However, with such a strong emphasis on the free market under neoliberal economic theory, privatization leads to large corporations owning the rights to utilities and natural resources—water, for one. A major goal of the free market economy is to increase competition, which in turn should decrease costs, but it is not uncommon in a neoliberal economy for single corporations to obtain monopolies on resources. And when a monopoly is reached, the profit-oriented corporations are free to jack up their prices, as their consumers have no other method available to attain the resource in question.

Read the rest of this entry »

By Marshall Kirby.

Marshall is one of AIDemocracy’s 2010-2011 Issue Analysts. Find out more about Marshall below or take a look at the Student Issue Analysts.

The author with John Perkins

On Thursday October 14th, 2010 I had the honor of attending a speech given by John Perkins in Pittsburgh, Pennsylvania. Perkins is the author of the bestselling books: Confessions of an Economic Hitman, The Secret History of the American Empire, and Hoodwinked. As you might expect, the talk was very interesting and inspiring at the same time.

Perkins’ main points of discussion were about the history of the economic collapse, what brought us there, and where we can go from here to build a more sustainable and just global economic system. All of these I will discuss below.

How did we get here?

Perkins gives us his take on a much longer journey back through history. Prior to the rise of modern states, global power derived out of religious empires. With the rise of modern nation states, the religious structure in which global power was concentrated was displaced. Then, he said, something changed – power started shifting from sovereign states towards global corporations. Through lobbying, the power of money, and corruption, some corporations have been able to thwart democratic practices in certain thriving democracies. This has produced the economic system of today and the current crisis. Perkins’ explains that this was no fluke – it was inevitable.

Read the rest of this entry »

Every fall as the trees shed their colorful leaves I get a little nostalgic. When I see the children in my neighborhood setting pumpkins on their doorsteps and frolicking in leaves, I feel a pang of jealousy. With all the stresses of ‘adult life’ and grad school, I miss the carefree days of my childhood. Then I think about how lucky I was to have that experience, when so many children across the globe have their childhood cut short because of poverty, cultural expectations, and shockingly, as they are forced into marriage.

Think of a young girl in your life.  Think of your sibling, niece, cousin, neighbor, daughter or even a memory of yourself as a child. Now think of 60 million girls just like her married across the globe. Imagine them pressured by families and communities to enter into adulthood at the age of 16, 12 or even 7. Imagine them being forced to marry, often a much older man, and assume the role of a wife and mother.

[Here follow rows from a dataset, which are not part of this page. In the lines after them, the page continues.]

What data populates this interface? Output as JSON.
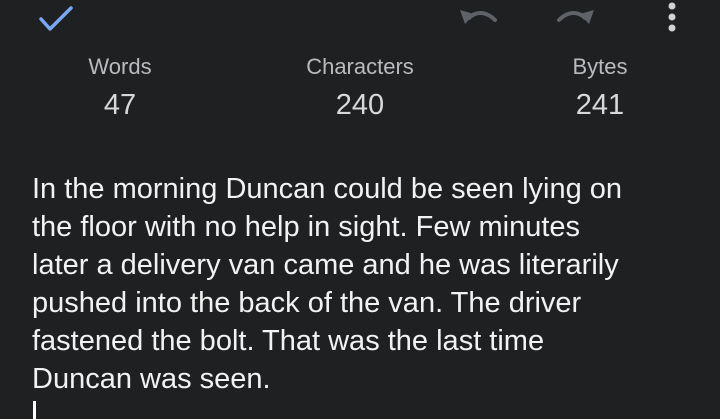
{
  "toolbar": {
    "done_icon": "checkmark-icon",
    "undo_icon": "undo-icon",
    "redo_icon": "redo-icon",
    "more_icon": "more-vertical-icon",
    "accent_color": "#7aa7f5",
    "disabled_color": "#5f6266"
  },
  "stats": {
    "words_label": "Words",
    "words_value": "47",
    "characters_label": "Characters",
    "characters_value": "240",
    "bytes_label": "Bytes",
    "bytes_value": "241"
  },
  "editor": {
    "text": "In the morning Duncan could be seen lying on\nthe floor with no help in sight. Few minutes\nlater a delivery van came and he was literarily\npushed into the back of the van. The driver\nfastened the bolt. That was the last time\nDuncan was seen."
  }
}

The emotional, social, and health consequences of this are enormous. These girls are often forced to move far away from their families to be with their husbands. Once they are married they can no longer pursue their education. Since they are so young, they have no say within the family. They are expected to immediately fulfill their roles as wives by becoming sexually active. Most have no sexual and reproductive health education, and no idea of how to protect themselves from STIs or unwanted pregnancies. Furthermore, the girls face pressure to prove their fertility as soon as they are married.

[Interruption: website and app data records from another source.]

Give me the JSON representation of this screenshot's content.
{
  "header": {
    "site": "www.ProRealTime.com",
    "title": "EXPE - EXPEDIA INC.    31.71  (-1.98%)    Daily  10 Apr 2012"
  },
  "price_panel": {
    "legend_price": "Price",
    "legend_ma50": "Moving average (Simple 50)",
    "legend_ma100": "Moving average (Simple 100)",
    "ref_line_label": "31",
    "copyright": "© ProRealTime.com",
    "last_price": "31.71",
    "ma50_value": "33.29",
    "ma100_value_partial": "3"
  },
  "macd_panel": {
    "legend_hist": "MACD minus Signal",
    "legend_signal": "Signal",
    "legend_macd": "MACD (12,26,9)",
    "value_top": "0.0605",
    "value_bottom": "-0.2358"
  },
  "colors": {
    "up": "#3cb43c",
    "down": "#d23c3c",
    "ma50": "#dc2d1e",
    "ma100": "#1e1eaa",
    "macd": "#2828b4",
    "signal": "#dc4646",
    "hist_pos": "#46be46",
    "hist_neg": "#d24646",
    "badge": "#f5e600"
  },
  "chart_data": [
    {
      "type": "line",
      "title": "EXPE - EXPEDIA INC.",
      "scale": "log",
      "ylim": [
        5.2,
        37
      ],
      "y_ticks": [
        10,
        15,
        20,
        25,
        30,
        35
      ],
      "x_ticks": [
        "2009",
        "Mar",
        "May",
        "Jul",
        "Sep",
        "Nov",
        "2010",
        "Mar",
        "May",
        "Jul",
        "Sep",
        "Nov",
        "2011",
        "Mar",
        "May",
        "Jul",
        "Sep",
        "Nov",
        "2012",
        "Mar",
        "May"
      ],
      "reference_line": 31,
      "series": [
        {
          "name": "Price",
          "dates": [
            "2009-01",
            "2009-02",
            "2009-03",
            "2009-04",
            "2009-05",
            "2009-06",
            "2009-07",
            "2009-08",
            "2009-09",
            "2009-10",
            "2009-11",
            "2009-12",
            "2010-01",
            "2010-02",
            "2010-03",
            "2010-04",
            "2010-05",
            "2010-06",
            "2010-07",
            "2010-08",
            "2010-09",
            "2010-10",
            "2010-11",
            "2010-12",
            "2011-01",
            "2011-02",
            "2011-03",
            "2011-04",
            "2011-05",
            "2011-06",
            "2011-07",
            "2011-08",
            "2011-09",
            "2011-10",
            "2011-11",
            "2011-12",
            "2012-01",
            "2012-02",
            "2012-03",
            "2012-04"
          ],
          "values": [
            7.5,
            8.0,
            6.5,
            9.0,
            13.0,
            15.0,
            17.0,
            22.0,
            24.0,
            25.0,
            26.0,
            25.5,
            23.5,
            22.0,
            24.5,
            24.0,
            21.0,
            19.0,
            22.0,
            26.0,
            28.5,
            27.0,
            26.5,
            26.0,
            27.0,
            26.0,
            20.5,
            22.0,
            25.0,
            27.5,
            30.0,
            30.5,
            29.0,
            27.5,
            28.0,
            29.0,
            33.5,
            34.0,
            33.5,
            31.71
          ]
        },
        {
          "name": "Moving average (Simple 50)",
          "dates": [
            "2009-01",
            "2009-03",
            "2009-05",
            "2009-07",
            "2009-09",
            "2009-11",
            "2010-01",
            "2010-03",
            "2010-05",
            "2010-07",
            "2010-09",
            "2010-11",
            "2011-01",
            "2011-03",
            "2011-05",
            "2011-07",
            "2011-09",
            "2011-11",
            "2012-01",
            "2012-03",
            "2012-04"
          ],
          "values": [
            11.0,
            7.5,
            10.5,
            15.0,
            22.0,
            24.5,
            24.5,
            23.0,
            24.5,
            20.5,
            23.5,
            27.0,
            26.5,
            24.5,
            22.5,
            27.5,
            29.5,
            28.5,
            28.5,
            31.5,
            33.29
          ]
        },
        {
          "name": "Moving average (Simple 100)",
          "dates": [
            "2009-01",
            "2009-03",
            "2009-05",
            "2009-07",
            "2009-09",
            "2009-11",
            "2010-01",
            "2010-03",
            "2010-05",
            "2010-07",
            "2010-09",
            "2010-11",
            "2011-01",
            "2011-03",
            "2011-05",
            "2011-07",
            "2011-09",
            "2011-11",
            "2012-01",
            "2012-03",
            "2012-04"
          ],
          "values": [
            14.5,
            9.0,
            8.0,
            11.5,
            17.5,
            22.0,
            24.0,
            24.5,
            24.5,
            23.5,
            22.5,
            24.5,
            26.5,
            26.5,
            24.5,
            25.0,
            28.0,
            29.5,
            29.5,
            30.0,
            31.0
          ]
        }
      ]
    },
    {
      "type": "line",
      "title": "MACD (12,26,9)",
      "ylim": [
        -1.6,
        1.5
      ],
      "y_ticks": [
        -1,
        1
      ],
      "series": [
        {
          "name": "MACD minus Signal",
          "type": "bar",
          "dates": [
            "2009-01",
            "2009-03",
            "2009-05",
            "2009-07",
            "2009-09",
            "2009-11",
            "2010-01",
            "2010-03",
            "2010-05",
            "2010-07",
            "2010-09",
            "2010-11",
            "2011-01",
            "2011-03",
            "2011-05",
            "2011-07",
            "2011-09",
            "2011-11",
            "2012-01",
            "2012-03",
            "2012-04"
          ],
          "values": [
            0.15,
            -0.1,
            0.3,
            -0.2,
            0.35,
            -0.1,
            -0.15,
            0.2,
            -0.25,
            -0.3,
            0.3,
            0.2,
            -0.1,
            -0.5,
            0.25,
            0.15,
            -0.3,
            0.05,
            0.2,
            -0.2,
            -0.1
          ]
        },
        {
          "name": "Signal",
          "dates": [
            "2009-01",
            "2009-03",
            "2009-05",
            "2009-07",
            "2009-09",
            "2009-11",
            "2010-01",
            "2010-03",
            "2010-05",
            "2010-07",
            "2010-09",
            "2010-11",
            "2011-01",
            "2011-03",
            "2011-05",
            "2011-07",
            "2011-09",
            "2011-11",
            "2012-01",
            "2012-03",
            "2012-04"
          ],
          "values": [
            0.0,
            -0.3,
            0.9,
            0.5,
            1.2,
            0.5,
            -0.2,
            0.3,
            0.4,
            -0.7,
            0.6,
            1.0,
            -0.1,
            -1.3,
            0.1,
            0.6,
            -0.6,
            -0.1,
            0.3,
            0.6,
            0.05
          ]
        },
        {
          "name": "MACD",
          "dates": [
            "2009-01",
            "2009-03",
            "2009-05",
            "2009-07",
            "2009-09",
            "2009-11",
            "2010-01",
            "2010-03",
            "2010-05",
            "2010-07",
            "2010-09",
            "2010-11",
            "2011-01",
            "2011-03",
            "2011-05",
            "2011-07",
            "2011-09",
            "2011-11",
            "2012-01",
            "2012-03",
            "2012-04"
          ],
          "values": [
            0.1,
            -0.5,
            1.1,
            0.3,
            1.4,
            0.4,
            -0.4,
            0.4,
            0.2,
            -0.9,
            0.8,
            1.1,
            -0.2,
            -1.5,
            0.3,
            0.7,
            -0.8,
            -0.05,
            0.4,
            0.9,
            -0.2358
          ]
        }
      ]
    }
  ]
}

Sexual activity and pregnancy at a young age both bear dangerous health consequences. A young, undeveloped body is often not ready for the physical strain of pregnancy and childbirth. In many of the countries in which child marriage is prevalent, Read the rest of this entry »

Calendar

August 2017
M T W T F S S
« Dec    
 123456
78910111213
14151617181920
21222324252627
28293031  

Twitter Posts

%d bloggers like this: